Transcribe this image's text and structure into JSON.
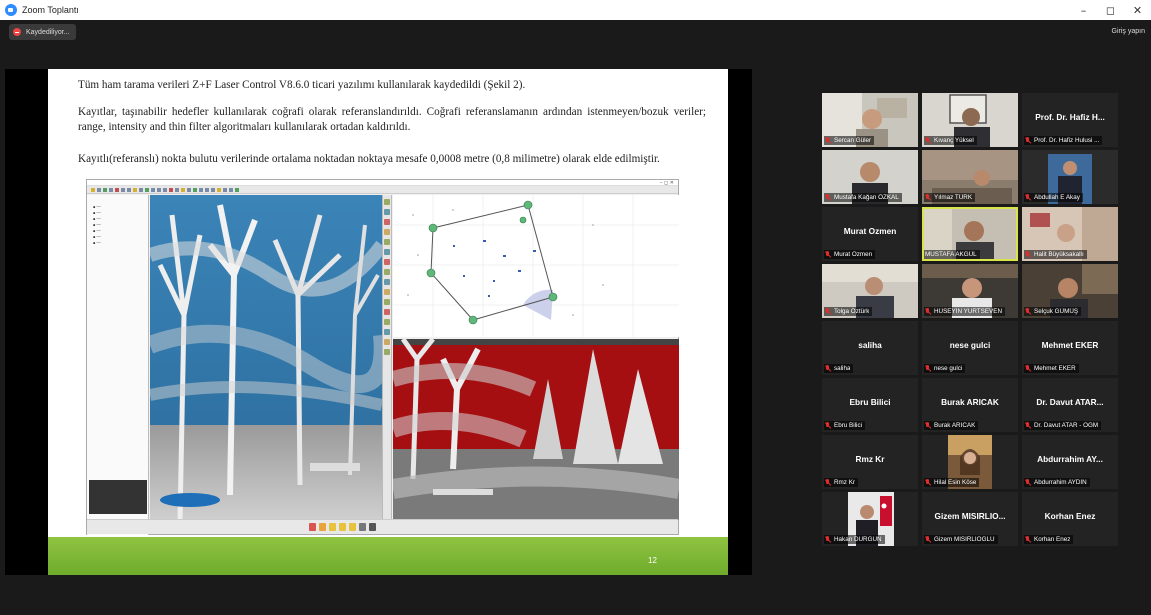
{
  "window": {
    "title": "Zoom Toplantı",
    "controls": [
      "–",
      "◻",
      "✕"
    ]
  },
  "recording": {
    "label": "Kaydediliyor..."
  },
  "header": {
    "signin_label": "Giriş yapın"
  },
  "slide": {
    "paragraph1": "Tüm ham tarama verileri Z+F Laser Control V8.6.0 ticari yazılımı kullanılarak kaydedildi (Şekil 2).",
    "paragraph2": "Kayıtlar, taşınabilir hedefler kullanılarak coğrafi olarak referanslandırıldı. Coğrafi referanslamanın ardından istenmeyen/bozuk veriler; range, intensity and thin filter algoritmaları kullanılarak ortadan kaldırıldı.",
    "paragraph3": "Kayıtlı(referanslı) nokta bulutu verilerinde ortalama noktadan noktaya mesafe 0,0008 metre (0,8 milimetre) olarak elde edilmiştir.",
    "page_number": "12"
  },
  "participants": [
    {
      "name": "Sercan Güler",
      "display": "video",
      "muted": true
    },
    {
      "name": "Kıvanç Yüksel",
      "display": "video",
      "muted": true
    },
    {
      "name": "Prof. Dr. Hafiz Hulusi ...",
      "big_label": "Prof. Dr. Hafiz H...",
      "display": "name",
      "muted": true
    },
    {
      "name": "Mustafa Kağan ÖZKAL",
      "display": "video",
      "muted": true
    },
    {
      "name": "Yılmaz TÜRK",
      "display": "video",
      "muted": true
    },
    {
      "name": "Abdullah E Akay",
      "display": "video",
      "muted": true
    },
    {
      "name": "Murat Ozmen",
      "big_label": "Murat Ozmen",
      "display": "name",
      "muted": true
    },
    {
      "name": "MUSTAFA AKGÜL",
      "display": "video",
      "muted": false,
      "active_speaker": true
    },
    {
      "name": "Halit Büyüksakallı",
      "display": "video",
      "muted": true
    },
    {
      "name": "Tolga Öztürk",
      "display": "video",
      "muted": true
    },
    {
      "name": "HÜSEYİN YURTSEVEN",
      "display": "video",
      "muted": true
    },
    {
      "name": "Selçuk GÜMÜŞ",
      "display": "video",
      "muted": true
    },
    {
      "name": "saliha",
      "big_label": "saliha",
      "display": "name",
      "muted": true
    },
    {
      "name": "nese gulci",
      "big_label": "nese gulci",
      "display": "name",
      "muted": true
    },
    {
      "name": "Mehmet EKER",
      "big_label": "Mehmet EKER",
      "display": "name",
      "muted": true
    },
    {
      "name": "Ebru Bilici",
      "big_label": "Ebru Bilici",
      "display": "name",
      "muted": true
    },
    {
      "name": "Burak ARICAK",
      "big_label": "Burak ARICAK",
      "display": "name",
      "muted": true
    },
    {
      "name": "Dr. Davut ATAR - OGM",
      "big_label": "Dr. Davut ATAR...",
      "display": "name",
      "muted": true
    },
    {
      "name": "Rmz Kr",
      "big_label": "Rmz Kr",
      "display": "name",
      "muted": true
    },
    {
      "name": "Hilal Esin Köse",
      "display": "photo",
      "muted": true
    },
    {
      "name": "Abdurrahim AYDIN",
      "big_label": "Abdurrahim AY...",
      "display": "name",
      "muted": true
    },
    {
      "name": "Hakan DURGUN",
      "display": "photo",
      "muted": true
    },
    {
      "name": "Gizem MISIRLIOGLU",
      "big_label": "Gizem MISIRLIO...",
      "display": "name",
      "muted": true
    },
    {
      "name": "Korhan Enez",
      "big_label": "Korhan Enez",
      "display": "name",
      "muted": true
    }
  ],
  "colors": {
    "background": "#1a1a1a",
    "tile": "#232323",
    "active_speaker_border": "#d8e44a",
    "muted_icon": "#e02d2d",
    "slide_footer": "#7cb734"
  }
}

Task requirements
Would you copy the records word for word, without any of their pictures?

Solution for this task
Transcribe this image's text and structure into JSON.
{
  "window": {
    "title": "Zoom Toplantı",
    "controls": [
      "–",
      "◻",
      "✕"
    ]
  },
  "recording": {
    "label": "Kaydediliyor..."
  },
  "header": {
    "signin_label": "Giriş yapın"
  },
  "slide": {
    "paragraph1": "Tüm ham tarama verileri Z+F Laser Control V8.6.0 ticari yazılımı kullanılarak kaydedildi (Şekil 2).",
    "paragraph2": "Kayıtlar, taşınabilir hedefler kullanılarak coğrafi olarak referanslandırıldı. Coğrafi referanslamanın ardından istenmeyen/bozuk veriler; range, intensity and thin filter algoritmaları kullanılarak ortadan kaldırıldı.",
    "paragraph3": "Kayıtlı(referanslı) nokta bulutu verilerinde ortalama noktadan noktaya mesafe 0,0008 metre (0,8 milimetre) olarak elde edilmiştir.",
    "page_number": "12"
  },
  "participants": [
    {
      "name": "Sercan Güler",
      "display": "video",
      "muted": true
    },
    {
      "name": "Kıvanç Yüksel",
      "display": "video",
      "muted": true
    },
    {
      "name": "Prof. Dr. Hafiz Hulusi ...",
      "big_label": "Prof. Dr. Hafiz H...",
      "display": "name",
      "muted": true
    },
    {
      "name": "Mustafa Kağan ÖZKAL",
      "display": "video",
      "muted": true
    },
    {
      "name": "Yılmaz TÜRK",
      "display": "video",
      "muted": true
    },
    {
      "name": "Abdullah E Akay",
      "display": "video",
      "muted": true
    },
    {
      "name": "Murat Ozmen",
      "big_label": "Murat Ozmen",
      "display": "name",
      "muted": true
    },
    {
      "name": "MUSTAFA AKGÜL",
      "display": "video",
      "muted": false,
      "active_speaker": true
    },
    {
      "name": "Halit Büyüksakallı",
      "display": "video",
      "muted": true
    },
    {
      "name": "Tolga Öztürk",
      "display": "video",
      "muted": true
    },
    {
      "name": "HÜSEYİN YURTSEVEN",
      "display": "video",
      "muted": true
    },
    {
      "name": "Selçuk GÜMÜŞ",
      "display": "video",
      "muted": true
    },
    {
      "name": "saliha",
      "big_label": "saliha",
      "display": "name",
      "muted": true
    },
    {
      "name": "nese gulci",
      "big_label": "nese gulci",
      "display": "name",
      "muted": true
    },
    {
      "name": "Mehmet EKER",
      "big_label": "Mehmet EKER",
      "display": "name",
      "muted": true
    },
    {
      "name": "Ebru Bilici",
      "big_label": "Ebru Bilici",
      "display": "name",
      "muted": true
    },
    {
      "name": "Burak ARICAK",
      "big_label": "Burak ARICAK",
      "display": "name",
      "muted": true
    },
    {
      "name": "Dr. Davut ATAR - OGM",
      "big_label": "Dr. Davut ATAR...",
      "display": "name",
      "muted": true
    },
    {
      "name": "Rmz Kr",
      "big_label": "Rmz Kr",
      "display": "name",
      "muted": true
    },
    {
      "name": "Hilal Esin Köse",
      "display": "photo",
      "muted": true
    },
    {
      "name": "Abdurrahim AYDIN",
      "big_label": "Abdurrahim AY...",
      "display": "name",
      "muted": true
    },
    {
      "name": "Hakan DURGUN",
      "display": "photo",
      "muted": true
    },
    {
      "name": "Gizem MISIRLIOGLU",
      "big_label": "Gizem MISIRLIO...",
      "display": "name",
      "muted": true
    },
    {
      "name": "Korhan Enez",
      "big_label": "Korhan Enez",
      "display": "name",
      "muted": true
    }
  ],
  "colors": {
    "background": "#1a1a1a",
    "tile": "#232323",
    "active_speaker_border": "#d8e44a",
    "muted_icon": "#e02d2d",
    "slide_footer": "#7cb734"
  }
}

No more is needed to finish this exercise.